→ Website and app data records
===============

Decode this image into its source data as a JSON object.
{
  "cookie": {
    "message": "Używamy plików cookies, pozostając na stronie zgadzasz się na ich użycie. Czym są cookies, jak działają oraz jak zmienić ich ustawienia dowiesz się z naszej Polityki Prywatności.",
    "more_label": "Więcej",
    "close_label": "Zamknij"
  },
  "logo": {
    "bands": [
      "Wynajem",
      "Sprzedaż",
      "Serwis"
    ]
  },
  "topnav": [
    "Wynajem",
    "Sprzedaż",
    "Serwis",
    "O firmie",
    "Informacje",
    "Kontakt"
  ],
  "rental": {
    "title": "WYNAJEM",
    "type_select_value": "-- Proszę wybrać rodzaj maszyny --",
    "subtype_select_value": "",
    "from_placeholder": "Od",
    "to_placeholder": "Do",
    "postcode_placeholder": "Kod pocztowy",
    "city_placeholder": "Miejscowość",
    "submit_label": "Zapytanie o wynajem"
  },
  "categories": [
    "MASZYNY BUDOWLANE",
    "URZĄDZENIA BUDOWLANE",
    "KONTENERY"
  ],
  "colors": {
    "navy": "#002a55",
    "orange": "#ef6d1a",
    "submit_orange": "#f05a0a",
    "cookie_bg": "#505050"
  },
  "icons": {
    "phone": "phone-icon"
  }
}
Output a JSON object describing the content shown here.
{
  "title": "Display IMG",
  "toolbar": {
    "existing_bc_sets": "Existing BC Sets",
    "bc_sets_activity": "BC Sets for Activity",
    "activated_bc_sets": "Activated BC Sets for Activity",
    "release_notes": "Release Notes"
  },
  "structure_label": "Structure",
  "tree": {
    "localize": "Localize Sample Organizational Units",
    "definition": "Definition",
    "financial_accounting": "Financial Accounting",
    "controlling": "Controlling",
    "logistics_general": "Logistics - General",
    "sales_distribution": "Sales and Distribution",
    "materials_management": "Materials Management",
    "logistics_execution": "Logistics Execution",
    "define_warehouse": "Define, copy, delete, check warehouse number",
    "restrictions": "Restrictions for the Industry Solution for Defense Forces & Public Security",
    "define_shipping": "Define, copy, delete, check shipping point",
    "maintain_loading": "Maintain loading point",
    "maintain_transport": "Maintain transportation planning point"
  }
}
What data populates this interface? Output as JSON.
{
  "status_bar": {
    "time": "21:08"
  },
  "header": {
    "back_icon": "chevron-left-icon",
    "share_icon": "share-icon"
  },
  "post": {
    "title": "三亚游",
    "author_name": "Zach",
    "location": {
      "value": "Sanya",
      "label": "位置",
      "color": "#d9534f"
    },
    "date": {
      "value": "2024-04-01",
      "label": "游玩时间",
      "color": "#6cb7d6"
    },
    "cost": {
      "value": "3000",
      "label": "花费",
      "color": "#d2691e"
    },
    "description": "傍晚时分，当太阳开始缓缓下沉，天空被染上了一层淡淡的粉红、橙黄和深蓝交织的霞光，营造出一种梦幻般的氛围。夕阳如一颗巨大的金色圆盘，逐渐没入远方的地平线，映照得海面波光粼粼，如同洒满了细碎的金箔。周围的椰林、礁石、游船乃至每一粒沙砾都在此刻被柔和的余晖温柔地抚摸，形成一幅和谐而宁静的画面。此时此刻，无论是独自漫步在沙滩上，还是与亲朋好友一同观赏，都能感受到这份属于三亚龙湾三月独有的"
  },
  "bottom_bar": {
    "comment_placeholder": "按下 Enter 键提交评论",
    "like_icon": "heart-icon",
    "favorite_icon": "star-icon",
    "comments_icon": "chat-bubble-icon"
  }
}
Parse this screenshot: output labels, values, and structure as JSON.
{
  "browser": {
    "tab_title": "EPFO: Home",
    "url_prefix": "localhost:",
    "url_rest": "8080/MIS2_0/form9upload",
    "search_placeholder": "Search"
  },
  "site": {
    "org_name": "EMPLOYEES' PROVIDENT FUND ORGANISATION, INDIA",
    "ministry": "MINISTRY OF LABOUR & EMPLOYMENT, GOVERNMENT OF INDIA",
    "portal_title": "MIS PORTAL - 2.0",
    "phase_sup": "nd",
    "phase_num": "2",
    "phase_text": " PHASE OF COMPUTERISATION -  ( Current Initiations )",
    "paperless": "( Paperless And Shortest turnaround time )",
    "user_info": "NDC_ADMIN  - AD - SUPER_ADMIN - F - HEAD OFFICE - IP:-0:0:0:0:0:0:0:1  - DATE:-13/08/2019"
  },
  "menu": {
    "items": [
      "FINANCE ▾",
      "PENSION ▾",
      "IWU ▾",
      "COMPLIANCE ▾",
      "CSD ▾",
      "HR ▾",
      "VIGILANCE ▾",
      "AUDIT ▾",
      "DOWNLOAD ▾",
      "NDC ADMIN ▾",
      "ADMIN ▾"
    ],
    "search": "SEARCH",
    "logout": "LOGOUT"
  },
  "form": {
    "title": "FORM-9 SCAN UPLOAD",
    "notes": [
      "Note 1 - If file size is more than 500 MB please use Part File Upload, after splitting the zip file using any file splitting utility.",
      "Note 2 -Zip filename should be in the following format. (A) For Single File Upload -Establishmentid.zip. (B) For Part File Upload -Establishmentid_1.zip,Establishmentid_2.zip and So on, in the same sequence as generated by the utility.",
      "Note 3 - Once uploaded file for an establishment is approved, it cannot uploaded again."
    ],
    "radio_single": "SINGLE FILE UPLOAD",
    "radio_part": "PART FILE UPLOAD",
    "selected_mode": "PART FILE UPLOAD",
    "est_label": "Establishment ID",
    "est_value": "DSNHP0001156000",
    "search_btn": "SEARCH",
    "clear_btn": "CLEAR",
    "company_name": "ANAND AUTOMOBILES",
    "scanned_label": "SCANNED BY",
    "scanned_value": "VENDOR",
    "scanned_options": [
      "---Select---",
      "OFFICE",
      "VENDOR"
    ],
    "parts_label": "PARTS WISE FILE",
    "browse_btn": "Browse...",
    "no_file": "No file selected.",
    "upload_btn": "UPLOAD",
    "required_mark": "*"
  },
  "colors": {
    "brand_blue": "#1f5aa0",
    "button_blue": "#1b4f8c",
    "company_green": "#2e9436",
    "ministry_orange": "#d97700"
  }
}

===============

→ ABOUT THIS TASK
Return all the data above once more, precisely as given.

→ ANSWER SECTION
Decode this image into its source data as a JSON object.
{
  "cookie": {
    "message": "Używamy plików cookies, pozostając na stronie zgadzasz się na ich użycie. Czym są cookies, jak działają oraz jak zmienić ich ustawienia dowiesz się z naszej Polityki Prywatności.",
    "more_label": "Więcej",
    "close_label": "Zamknij"
  },
  "logo": {
    "bands": [
      "Wynajem",
      "Sprzedaż",
      "Serwis"
    ]
  },
  "topnav": [
    "Wynajem",
    "Sprzedaż",
    "Serwis",
    "O firmie",
    "Informacje",
    "Kontakt"
  ],
  "rental": {
    "title": "WYNAJEM",
    "type_select_value": "-- Proszę wybrać rodzaj maszyny --",
    "subtype_select_value": "",
    "from_placeholder": "Od",
    "to_placeholder": "Do",
    "postcode_placeholder": "Kod pocztowy",
    "city_placeholder": "Miejscowość",
    "submit_label": "Zapytanie o wynajem"
  },
  "categories": [
    "MASZYNY BUDOWLANE",
    "URZĄDZENIA BUDOWLANE",
    "KONTENERY"
  ],
  "colors": {
    "navy": "#002a55",
    "orange": "#ef6d1a",
    "submit_orange": "#f05a0a",
    "cookie_bg": "#505050"
  },
  "icons": {
    "phone": "phone-icon"
  }
}
Output a JSON object describing the content shown here.
{
  "title": "Display IMG",
  "toolbar": {
    "existing_bc_sets": "Existing BC Sets",
    "bc_sets_activity": "BC Sets for Activity",
    "activated_bc_sets": "Activated BC Sets for Activity",
    "release_notes": "Release Notes"
  },
  "structure_label": "Structure",
  "tree": {
    "localize": "Localize Sample Organizational Units",
    "definition": "Definition",
    "financial_accounting": "Financial Accounting",
    "controlling": "Controlling",
    "logistics_general": "Logistics - General",
    "sales_distribution": "Sales and Distribution",
    "materials_management": "Materials Management",
    "logistics_execution": "Logistics Execution",
    "define_warehouse": "Define, copy, delete, check warehouse number",
    "restrictions": "Restrictions for the Industry Solution for Defense Forces & Public Security",
    "define_shipping": "Define, copy, delete, check shipping point",
    "maintain_loading": "Maintain loading point",
    "maintain_transport": "Maintain transportation planning point"
  }
}
What data populates this interface? Output as JSON.
{
  "status_bar": {
    "time": "21:08"
  },
  "header": {
    "back_icon": "chevron-left-icon",
    "share_icon": "share-icon"
  },
  "post": {
    "title": "三亚游",
    "author_name": "Zach",
    "location": {
      "value": "Sanya",
      "label": "位置",
      "color": "#d9534f"
    },
    "date": {
      "value": "2024-04-01",
      "label": "游玩时间",
      "color": "#6cb7d6"
    },
    "cost": {
      "value": "3000",
      "label": "花费",
      "color": "#d2691e"
    },
    "description": "傍晚时分，当太阳开始缓缓下沉，天空被染上了一层淡淡的粉红、橙黄和深蓝交织的霞光，营造出一种梦幻般的氛围。夕阳如一颗巨大的金色圆盘，逐渐没入远方的地平线，映照得海面波光粼粼，如同洒满了细碎的金箔。周围的椰林、礁石、游船乃至每一粒沙砾都在此刻被柔和的余晖温柔地抚摸，形成一幅和谐而宁静的画面。此时此刻，无论是独自漫步在沙滩上，还是与亲朋好友一同观赏，都能感受到这份属于三亚龙湾三月独有的"
  },
  "bottom_bar": {
    "comment_placeholder": "按下 Enter 键提交评论",
    "like_icon": "heart-icon",
    "favorite_icon": "star-icon",
    "comments_icon": "chat-bubble-icon"
  }
}
Parse this screenshot: output labels, values, and structure as JSON.
{
  "browser": {
    "tab_title": "EPFO: Home",
    "url_prefix": "localhost:",
    "url_rest": "8080/MIS2_0/form9upload",
    "search_placeholder": "Search"
  },
  "site": {
    "org_name": "EMPLOYEES' PROVIDENT FUND ORGANISATION, INDIA",
    "ministry": "MINISTRY OF LABOUR & EMPLOYMENT, GOVERNMENT OF INDIA",
    "portal_title": "MIS PORTAL - 2.0",
    "phase_sup": "nd",
    "phase_num": "2",
    "phase_text": " PHASE OF COMPUTERISATION -  ( Current Initiations )",
    "paperless": "( Paperless And Shortest turnaround time )",
    "user_info": "NDC_ADMIN  - AD - SUPER_ADMIN - F - HEAD OFFICE - IP:-0:0:0:0:0:0:0:1  - DATE:-13/08/2019"
  },
  "menu": {
    "items": [
      "FINANCE ▾",
      "PENSION ▾",
      "IWU ▾",
      "COMPLIANCE ▾",
      "CSD ▾",
      "HR ▾",
      "VIGILANCE ▾",
      "AUDIT ▾",
      "DOWNLOAD ▾",
      "NDC ADMIN ▾",
      "ADMIN ▾"
    ],
    "search": "SEARCH",
    "logout": "LOGOUT"
  },
  "form": {
    "title": "FORM-9 SCAN UPLOAD",
    "notes": [
      "Note 1 - If file size is more than 500 MB please use Part File Upload, after splitting the zip file using any file splitting utility.",
      "Note 2 -Zip filename should be in the following format. (A) For Single File Upload -Establishmentid.zip. (B) For Part File Upload -Establishmentid_1.zip,Establishmentid_2.zip and So on, in the same sequence as generated by the utility.",
      "Note 3 - Once uploaded file for an establishment is approved, it cannot uploaded again."
    ],
    "radio_single": "SINGLE FILE UPLOAD",
    "radio_part": "PART FILE UPLOAD",
    "selected_mode": "PART FILE UPLOAD",
    "est_label": "Establishment ID",
    "est_value": "DSNHP0001156000",
    "search_btn": "SEARCH",
    "clear_btn": "CLEAR",
    "company_name": "ANAND AUTOMOBILES",
    "scanned_label": "SCANNED BY",
    "scanned_value": "VENDOR",
    "scanned_options": [
      "---Select---",
      "OFFICE",
      "VENDOR"
    ],
    "parts_label": "PARTS WISE FILE",
    "browse_btn": "Browse...",
    "no_file": "No file selected.",
    "upload_btn": "UPLOAD",
    "required_mark": "*"
  },
  "colors": {
    "brand_blue": "#1f5aa0",
    "button_blue": "#1b4f8c",
    "company_green": "#2e9436",
    "ministry_orange": "#d97700"
  }
}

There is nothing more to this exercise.